If you give gifts in the course of your trade or business, you can deduct all or part of the cost. This chapter explains the
limits and rules for deducting the costs of gifts.
You can deduct no more than $25 for business gifts you give directly or indirectly to each person during your tax
year. A gift to a company that is intended for the eventual personal use or benefit of a particular person or a limited class
of people will be considered an indirect gift to that particular person or to the individuals within that class of people
who receive the gift.
If you give a gift to a member of a customer's family, the gift is generally considered to be an indirect gift to
the customer. This rule doesn’t apply if you have a bona fide
, independent business connection with that family member and the gift isn’t intended for the customer's eventual use.
If you and your spouse both give gifts, both of you are treated as one taxpayer. It doesn’t matter whether you have
separate businesses, are separately employed, or whether each of you has an independent connection with the recipient. If
a partnership gives gifts, the partnership and the partners are treated as one taxpayer.
Bob Jones sells products to Local Company. He and his wife, Jan, gave Local Company three gourmet gift baskets to thank them
for their business. They paid $80 for each gift basket, or $240 total. Three of Local Company's executives took the gift baskets
home for their families' use. Bob and Jan have no independent business relationship with any of the executives' other family
members. They can deduct a total of $75 ($25 limit × 3) for the gift baskets.
Incidental costs, such as engraving on jewelry, or packaging, insuring, and mailing, are generally not included in
determining the cost of a gift for purposes of the $25 limit.
A cost is incidental only if it doesn’t add substantial value to the gift. For example, the cost of gift wrapping
is an incidental cost. However, the purchase of an ornamental basket for packaging fruit isn’t an incidental cost if the value
of the basket is substantial compared to the value of the fruit.
The following items aren’t considered gifts for purposes of the $25 limit.
An item that costs $4 or less and:
Has your name clearly and permanently imprinted on the gift, and
Is one of a number of identical items you widely distribute. Examples include pens, desk sets, and plastic bags and cases.
Signs, display racks, or other promotional material to be used on the business premises of the recipient.
Figure B. When Are Transportation Expenses Deductible?
Most employees and self-employed persons can use this chart. (Don’t use this chart if your home is your principal place of
Office in the home
Gift or entertainment.
Any item that might be considered either a gift or entertainment generally will be considered entertainment. However,
if you give a customer packaged food or beverages you intend the customer to use at a later date, treat it as a gift.

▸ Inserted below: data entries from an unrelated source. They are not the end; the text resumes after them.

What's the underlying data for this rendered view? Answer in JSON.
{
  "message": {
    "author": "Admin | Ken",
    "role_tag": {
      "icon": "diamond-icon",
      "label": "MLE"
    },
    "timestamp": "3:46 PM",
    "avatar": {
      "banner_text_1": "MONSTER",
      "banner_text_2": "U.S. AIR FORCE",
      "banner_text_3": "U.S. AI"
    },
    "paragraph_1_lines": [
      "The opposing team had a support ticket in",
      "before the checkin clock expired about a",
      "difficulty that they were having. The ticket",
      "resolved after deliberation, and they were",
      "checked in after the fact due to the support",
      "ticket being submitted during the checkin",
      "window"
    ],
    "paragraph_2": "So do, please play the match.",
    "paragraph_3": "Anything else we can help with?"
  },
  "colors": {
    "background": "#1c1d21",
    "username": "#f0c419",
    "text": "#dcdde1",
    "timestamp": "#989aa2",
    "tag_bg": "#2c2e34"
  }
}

If you give a customer tickets to a theater performance or sporting event and you don’t go with the customer to the performance

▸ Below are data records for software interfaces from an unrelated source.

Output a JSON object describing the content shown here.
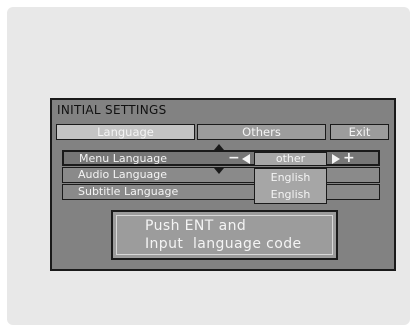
{
  "window": {
    "title": "INITIAL SETTINGS"
  },
  "tabs": [
    {
      "label": "Language",
      "active": true
    },
    {
      "label": "Others",
      "active": false
    },
    {
      "label": "Exit",
      "active": false
    }
  ],
  "rows": [
    {
      "label": "Menu Language",
      "selected": true
    },
    {
      "label": "Audio Language",
      "selected": false
    },
    {
      "label": "Subtitle Language",
      "selected": false
    }
  ],
  "menu_language": {
    "value": "other",
    "decrease_symbol": "−",
    "increase_symbol": "+"
  },
  "dropdown": {
    "options": [
      "English",
      "English"
    ]
  },
  "message": {
    "line1": "Push ENT and",
    "line2": "Input  language code"
  }
}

or event, you have a choice. You can treat the cost of the tickets as either a gift expense or an entertainment expense, whichever

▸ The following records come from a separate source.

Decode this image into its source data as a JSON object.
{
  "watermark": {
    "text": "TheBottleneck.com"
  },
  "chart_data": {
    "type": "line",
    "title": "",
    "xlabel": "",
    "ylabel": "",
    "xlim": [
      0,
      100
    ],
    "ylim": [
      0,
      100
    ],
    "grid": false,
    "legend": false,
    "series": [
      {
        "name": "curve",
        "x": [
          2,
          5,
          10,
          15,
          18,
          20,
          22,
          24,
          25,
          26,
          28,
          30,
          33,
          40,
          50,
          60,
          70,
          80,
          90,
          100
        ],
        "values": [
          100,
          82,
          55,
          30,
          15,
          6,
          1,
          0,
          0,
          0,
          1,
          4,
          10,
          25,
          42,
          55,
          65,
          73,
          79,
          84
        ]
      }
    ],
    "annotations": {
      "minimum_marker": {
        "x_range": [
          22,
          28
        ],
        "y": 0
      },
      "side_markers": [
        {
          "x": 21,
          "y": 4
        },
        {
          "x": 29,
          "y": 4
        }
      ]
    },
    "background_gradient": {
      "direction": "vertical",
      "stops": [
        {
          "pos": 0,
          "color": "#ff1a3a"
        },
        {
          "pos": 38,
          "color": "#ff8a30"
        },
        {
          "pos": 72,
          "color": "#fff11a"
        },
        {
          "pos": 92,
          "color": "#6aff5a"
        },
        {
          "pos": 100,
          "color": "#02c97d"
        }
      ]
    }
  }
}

is to your advantage.
You can change your treatment of the tickets at a later date by filing an amended return. Generally, an amended return
must be filed within 3 years from the date the original return was filed or within 2 years from the time the tax was paid,
whichever is later.
If you go with the customer to the event, you must treat the cost of the tickets as an entertainment expense. You can’t choose,
in this case, to treat the cost of the tickets as a gift expense.